Researchers at Washington University School of Medicine have conducted DNA sequencing studies which reveal that a higher number of patients can benefit from the breast cancer drugs that are already available in the market.
The investigators found that some women with the HER2 negative subtype may benefit from anti-HER2 drugs even though standard tests don't indicate they are candidates for the drugs.
"These patients are going to be missed by our routine testing for HER2 positive breast cancer," says Ron Bose, MD, PhD, assistant professor of medicine. "Currently they're not going to receive a HER2 targeted drug because we don't have a way to identify them. And we predict they are going to have a more aggressive form of breast cancer."
Bose, who treats patients at Washington University's Siteman Cancer Center at Barnes-Jewish Hospital, will present the data Dec. 7 at the San Antonio Breast Cancer Symposium.
Today, a type of breast cancer known as HER2 positive is treated with drugs that inhibit the function of the HER2 protein. To be classified as HER2 positive, a patient must have more than the normal two copies of the HER2 gene. Too much HER2 drives tumor growth and some HER2 positive patients may have as many as 20 copies of the gene.
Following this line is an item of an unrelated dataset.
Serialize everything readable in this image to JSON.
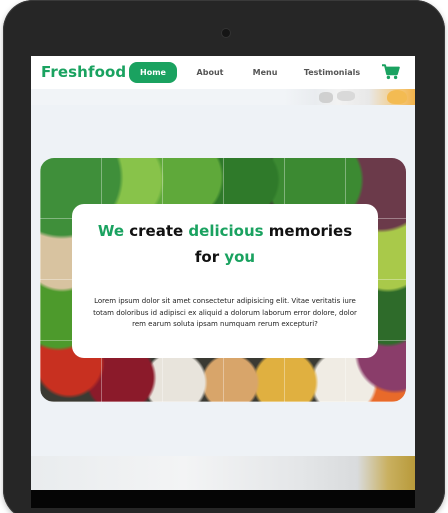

Doctors test for this gene "amplification" in every patient diagnosed with breast cancer. It must be present for a woman to receive anti-HER2 drugs.
But instead of multiple copies of the gene churning out too much HER2, some patients deemed HER2 negative based on standard testing may have mistakes in just a few "letters" of the DNA in their two gene copies that result in excess activity of the protein. Bose and his colleagues estimate that these undetected HER2 mutations - rather than the HER2 amplification -- may be driving tumor growth in 1.5 to 2 percent of all breast cancer patients. With about 230,000 new cases of breast cancer diagnosed in the United States each year, even this modest percentage translates into more than 4,000 patients per year.
The study, led by senior author Matthew J. Ellis, MD, PhD, of Washington University, and published online Dec. 7 in the journal Cancer Discovery
, analyzed data from eight DNA sequencing studies, which together included about 1,500 patients. Two of the sequencing studies were conducted by The Genome Institute at Washington University, in collaboration with study co-author Elaine R. Mardis, PhD, co-director of the genome institute.
Of the 1,500 patients, 25 were found to have HER2 mutations without gene amplification. Not all mutations appeared to have the same effect, however. After analyzing 13 of the mutations, seven were found to drive cancer growth. In the laboratory analysis, most of these mutations responded well to the anti-HER2 drugs lapatinib and trastuzumab, both approved by the U.S. Food and Drug Administration. Although two of the mutations were resistant to lapatinib in lab tests, they responded well to neratinib, a newer anti-HER2 drug that is currently in phase II clinical trials.
Bose also cautions that some mutations were found to be "silent," meaning they did not drive the tumor's growth and therefore would likely not respond to anti-HER2 drugs.
The study's findings have led directly to the launching of a phase II clinical trial to test whether patients with HER2 mutations (but not the amplification) will benefit from anti-HER2 drugs. The trial will include patients with stage IV breast cancer classified as HER2 negative. Their HER2 genes will be sequenced to look for mutations. If mutations are present, they will be treated with neratinib in addition to the standard treatment they would otherwise receive.
At Washington University, the trial will be led by Cynthia X. Ma, MD, PhD, associate professor of medicine. The other centers participating in the study are the Dana-Farber Cancer Institute, Memorial Sloan-Kettering Cancer Center and the University of North Carolina, Chapel Hill.
Bose points to this study as an example of the potential value in sequencing the DNA of cancer patients, even when limited to a single gene of interest such as HER2.
"If we can identify mutations that we can act on, that information will help us better guide treatment," Bose says. "In this case, we don't even have to develop new drugs against HER2 mutations. It's just a matter of finding the patients."